__Exercise brief__
Set down each line of the material that follows exactly, and leave its pictures out.

__Data for review__
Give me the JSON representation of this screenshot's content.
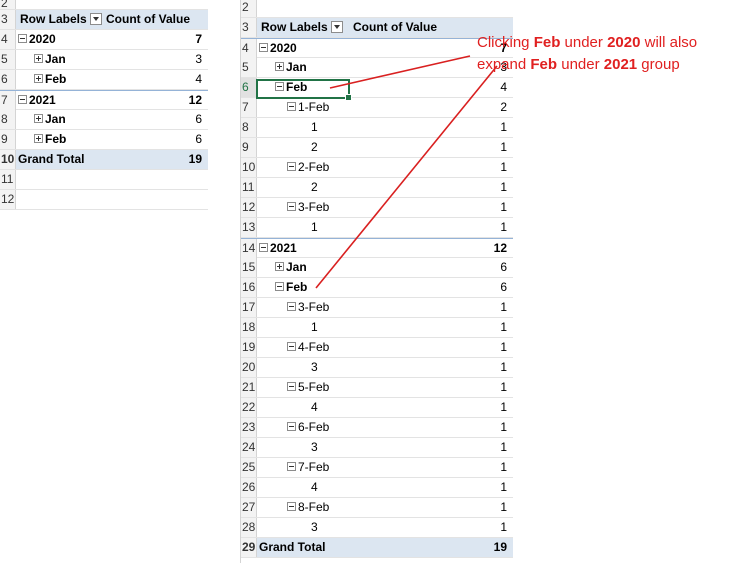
{
  "left_table": {
    "partial_top_row": "2",
    "header": {
      "row_labels": "Row Labels",
      "count_of_value": "Count of Value"
    },
    "rows": [
      {
        "rownum": "3",
        "label": "",
        "value": "",
        "type": "header"
      },
      {
        "rownum": "4",
        "label": "2020",
        "value": "7",
        "type": "group",
        "btn": "minus"
      },
      {
        "rownum": "5",
        "label": "Jan",
        "value": "3",
        "type": "month",
        "btn": "plus"
      },
      {
        "rownum": "6",
        "label": "Feb",
        "value": "4",
        "type": "month",
        "btn": "plus"
      },
      {
        "rownum": "7",
        "label": "2021",
        "value": "12",
        "type": "group",
        "btn": "minus"
      },
      {
        "rownum": "8",
        "label": "Jan",
        "value": "6",
        "type": "month",
        "btn": "plus"
      },
      {
        "rownum": "9",
        "label": "Feb",
        "value": "6",
        "type": "month",
        "btn": "plus"
      },
      {
        "rownum": "10",
        "label": "Grand Total",
        "value": "19",
        "type": "total"
      },
      {
        "rownum": "11",
        "label": "",
        "value": "",
        "type": "empty"
      },
      {
        "rownum": "12",
        "label": "",
        "value": "",
        "type": "empty"
      }
    ]
  },
  "right_table": {
    "header": {
      "row_labels": "Row Labels",
      "count_of_value": "Count of Value"
    },
    "rows": [
      {
        "rownum": "2",
        "label": "",
        "value": "",
        "type": "empty"
      },
      {
        "rownum": "3",
        "label": "",
        "value": "",
        "type": "header"
      },
      {
        "rownum": "4",
        "label": "2020",
        "value": "7",
        "type": "group",
        "btn": "minus"
      },
      {
        "rownum": "5",
        "label": "Jan",
        "value": "3",
        "type": "month",
        "btn": "plus"
      },
      {
        "rownum": "6",
        "label": "Feb",
        "value": "4",
        "type": "month",
        "btn": "minus",
        "selected": true
      },
      {
        "rownum": "7",
        "label": "1-Feb",
        "value": "2",
        "type": "day",
        "btn": "minus"
      },
      {
        "rownum": "8",
        "label": "1",
        "value": "1",
        "type": "leaf"
      },
      {
        "rownum": "9",
        "label": "2",
        "value": "1",
        "type": "leaf"
      },
      {
        "rownum": "10",
        "label": "2-Feb",
        "value": "1",
        "type": "day",
        "btn": "minus"
      },
      {
        "rownum": "11",
        "label": "2",
        "value": "1",
        "type": "leaf"
      },
      {
        "rownum": "12",
        "label": "3-Feb",
        "value": "1",
        "type": "day",
        "btn": "minus"
      },
      {
        "rownum": "13",
        "label": "1",
        "value": "1",
        "type": "leaf"
      },
      {
        "rownum": "14",
        "label": "2021",
        "value": "12",
        "type": "group",
        "btn": "minus"
      },
      {
        "rownum": "15",
        "label": "Jan",
        "value": "6",
        "type": "month",
        "btn": "plus"
      },
      {
        "rownum": "16",
        "label": "Feb",
        "value": "6",
        "type": "month",
        "btn": "minus"
      },
      {
        "rownum": "17",
        "label": "3-Feb",
        "value": "1",
        "type": "day",
        "btn": "minus"
      },
      {
        "rownum": "18",
        "label": "1",
        "value": "1",
        "type": "leaf"
      },
      {
        "rownum": "19",
        "label": "4-Feb",
        "value": "1",
        "type": "day",
        "btn": "minus"
      },
      {
        "rownum": "20",
        "label": "3",
        "value": "1",
        "type": "leaf"
      },
      {
        "rownum": "21",
        "label": "5-Feb",
        "value": "1",
        "type": "day",
        "btn": "minus"
      },
      {
        "rownum": "22",
        "label": "4",
        "value": "1",
        "type": "leaf"
      },
      {
        "rownum": "23",
        "label": "6-Feb",
        "value": "1",
        "type": "day",
        "btn": "minus"
      },
      {
        "rownum": "24",
        "label": "3",
        "value": "1",
        "type": "leaf"
      },
      {
        "rownum": "25",
        "label": "7-Feb",
        "value": "1",
        "type": "day",
        "btn": "minus"
      },
      {
        "rownum": "26",
        "label": "4",
        "value": "1",
        "type": "leaf"
      },
      {
        "rownum": "27",
        "label": "8-Feb",
        "value": "1",
        "type": "day",
        "btn": "minus"
      },
      {
        "rownum": "28",
        "label": "3",
        "value": "1",
        "type": "leaf"
      },
      {
        "rownum": "29",
        "label": "Grand Total",
        "value": "19",
        "type": "total"
      }
    ]
  },
  "annotation": {
    "parts": [
      {
        "text": "Clicking ",
        "bold": false
      },
      {
        "text": "Feb",
        "bold": true
      },
      {
        "text": " under ",
        "bold": false
      },
      {
        "text": "2020",
        "bold": true
      },
      {
        "text": " will also expand ",
        "bold": false
      },
      {
        "text": "Feb",
        "bold": true
      },
      {
        "text": " under ",
        "bold": false
      },
      {
        "text": "2021",
        "bold": true
      },
      {
        "text": " group",
        "bold": false
      }
    ],
    "color": "#e02020"
  }
}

__Exercise output__
Give me the JSON representation of this screenshot's content.
{
  "left_table": {
    "partial_top_row": "2",
    "header": {
      "row_labels": "Row Labels",
      "count_of_value": "Count of Value"
    },
    "rows": [
      {
        "rownum": "3",
        "label": "",
        "value": "",
        "type": "header"
      },
      {
        "rownum": "4",
        "label": "2020",
        "value": "7",
        "type": "group",
        "btn": "minus"
      },
      {
        "rownum": "5",
        "label": "Jan",
        "value": "3",
        "type": "month",
        "btn": "plus"
      },
      {
        "rownum": "6",
        "label": "Feb",
        "value": "4",
        "type": "month",
        "btn": "plus"
      },
      {
        "rownum": "7",
        "label": "2021",
        "value": "12",
        "type": "group",
        "btn": "minus"
      },
      {
        "rownum": "8",
        "label": "Jan",
        "value": "6",
        "type": "month",
        "btn": "plus"
      },
      {
        "rownum": "9",
        "label": "Feb",
        "value": "6",
        "type": "month",
        "btn": "plus"
      },
      {
        "rownum": "10",
        "label": "Grand Total",
        "value": "19",
        "type": "total"
      },
      {
        "rownum": "11",
        "label": "",
        "value": "",
        "type": "empty"
      },
      {
        "rownum": "12",
        "label": "",
        "value": "",
        "type": "empty"
      }
    ]
  },
  "right_table": {
    "header": {
      "row_labels": "Row Labels",
      "count_of_value": "Count of Value"
    },
    "rows": [
      {
        "rownum": "2",
        "label": "",
        "value": "",
        "type": "empty"
      },
      {
        "rownum": "3",
        "label": "",
        "value": "",
        "type": "header"
      },
      {
        "rownum": "4",
        "label": "2020",
        "value": "7",
        "type": "group",
        "btn": "minus"
      },
      {
        "rownum": "5",
        "label": "Jan",
        "value": "3",
        "type": "month",
        "btn": "plus"
      },
      {
        "rownum": "6",
        "label": "Feb",
        "value": "4",
        "type": "month",
        "btn": "minus",
        "selected": true
      },
      {
        "rownum": "7",
        "label": "1-Feb",
        "value": "2",
        "type": "day",
        "btn": "minus"
      },
      {
        "rownum": "8",
        "label": "1",
        "value": "1",
        "type": "leaf"
      },
      {
        "rownum": "9",
        "label": "2",
        "value": "1",
        "type": "leaf"
      },
      {
        "rownum": "10",
        "label": "2-Feb",
        "value": "1",
        "type": "day",
        "btn": "minus"
      },
      {
        "rownum": "11",
        "label": "2",
        "value": "1",
        "type": "leaf"
      },
      {
        "rownum": "12",
        "label": "3-Feb",
        "value": "1",
        "type": "day",
        "btn": "minus"
      },
      {
        "rownum": "13",
        "label": "1",
        "value": "1",
        "type": "leaf"
      },
      {
        "rownum": "14",
        "label": "2021",
        "value": "12",
        "type": "group",
        "btn": "minus"
      },
      {
        "rownum": "15",
        "label": "Jan",
        "value": "6",
        "type": "month",
        "btn": "plus"
      },
      {
        "rownum": "16",
        "label": "Feb",
        "value": "6",
        "type": "month",
        "btn": "minus"
      },
      {
        "rownum": "17",
        "label": "3-Feb",
        "value": "1",
        "type": "day",
        "btn": "minus"
      },
      {
        "rownum": "18",
        "label": "1",
        "value": "1",
        "type": "leaf"
      },
      {
        "rownum": "19",
        "label": "4-Feb",
        "value": "1",
        "type": "day",
        "btn": "minus"
      },
      {
        "rownum": "20",
        "label": "3",
        "value": "1",
        "type": "leaf"
      },
      {
        "rownum": "21",
        "label": "5-Feb",
        "value": "1",
        "type": "day",
        "btn": "minus"
      },
      {
        "rownum": "22",
        "label": "4",
        "value": "1",
        "type": "leaf"
      },
      {
        "rownum": "23",
        "label": "6-Feb",
        "value": "1",
        "type": "day",
        "btn": "minus"
      },
      {
        "rownum": "24",
        "label": "3",
        "value": "1",
        "type": "leaf"
      },
      {
        "rownum": "25",
        "label": "7-Feb",
        "value": "1",
        "type": "day",
        "btn": "minus"
      },
      {
        "rownum": "26",
        "label": "4",
        "value": "1",
        "type": "leaf"
      },
      {
        "rownum": "27",
        "label": "8-Feb",
        "value": "1",
        "type": "day",
        "btn": "minus"
      },
      {
        "rownum": "28",
        "label": "3",
        "value": "1",
        "type": "leaf"
      },
      {
        "rownum": "29",
        "label": "Grand Total",
        "value": "19",
        "type": "total"
      }
    ]
  },
  "annotation": {
    "parts": [
      {
        "text": "Clicking ",
        "bold": false
      },
      {
        "text": "Feb",
        "bold": true
      },
      {
        "text": " under ",
        "bold": false
      },
      {
        "text": "2020",
        "bold": true
      },
      {
        "text": " will also expand ",
        "bold": false
      },
      {
        "text": "Feb",
        "bold": true
      },
      {
        "text": " under ",
        "bold": false
      },
      {
        "text": "2021",
        "bold": true
      },
      {
        "text": " group",
        "bold": false
      }
    ],
    "color": "#e02020"
  }
}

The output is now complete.